__ABOUT THIS TASK__.
Return each line below exactly as it reads, and omit any image in it.

[Dataset entries]

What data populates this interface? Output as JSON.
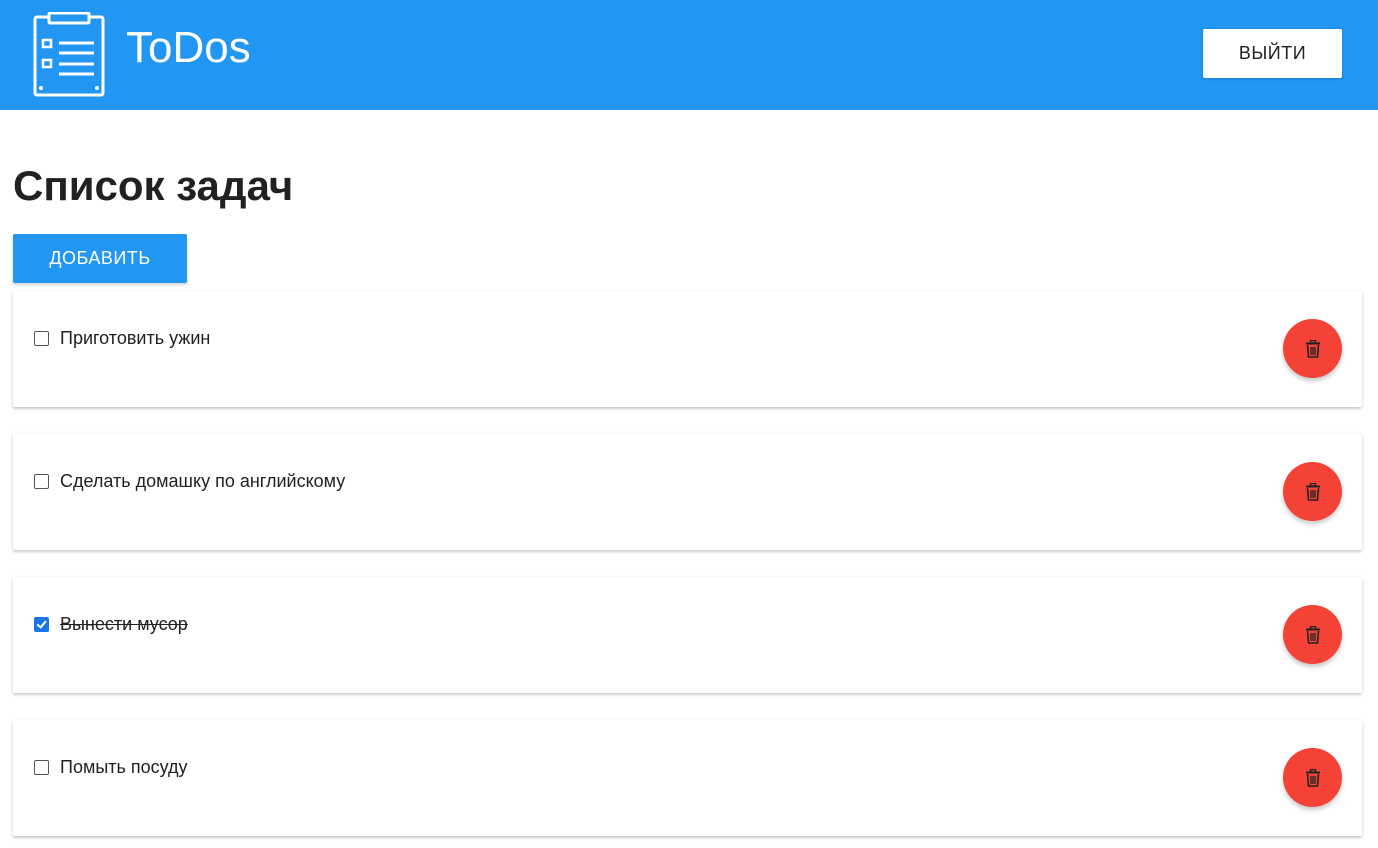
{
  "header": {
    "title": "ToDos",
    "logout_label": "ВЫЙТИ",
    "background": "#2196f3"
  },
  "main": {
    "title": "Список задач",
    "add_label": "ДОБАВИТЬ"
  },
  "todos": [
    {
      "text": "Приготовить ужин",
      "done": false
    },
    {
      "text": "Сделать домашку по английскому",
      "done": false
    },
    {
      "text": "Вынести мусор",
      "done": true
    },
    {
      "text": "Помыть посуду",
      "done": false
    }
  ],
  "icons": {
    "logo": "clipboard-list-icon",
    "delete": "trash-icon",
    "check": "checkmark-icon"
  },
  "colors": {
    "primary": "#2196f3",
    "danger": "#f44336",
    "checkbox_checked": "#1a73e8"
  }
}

__TASK RESPONSE__.
What data populates this interface? Output as JSON.
{
  "header": {
    "title": "ToDos",
    "logout_label": "ВЫЙТИ",
    "background": "#2196f3"
  },
  "main": {
    "title": "Список задач",
    "add_label": "ДОБАВИТЬ"
  },
  "todos": [
    {
      "text": "Приготовить ужин",
      "done": false
    },
    {
      "text": "Сделать домашку по английскому",
      "done": false
    },
    {
      "text": "Вынести мусор",
      "done": true
    },
    {
      "text": "Помыть посуду",
      "done": false
    }
  ],
  "icons": {
    "logo": "clipboard-list-icon",
    "delete": "trash-icon",
    "check": "checkmark-icon"
  },
  "colors": {
    "primary": "#2196f3",
    "danger": "#f44336",
    "checkbox_checked": "#1a73e8"
  }
}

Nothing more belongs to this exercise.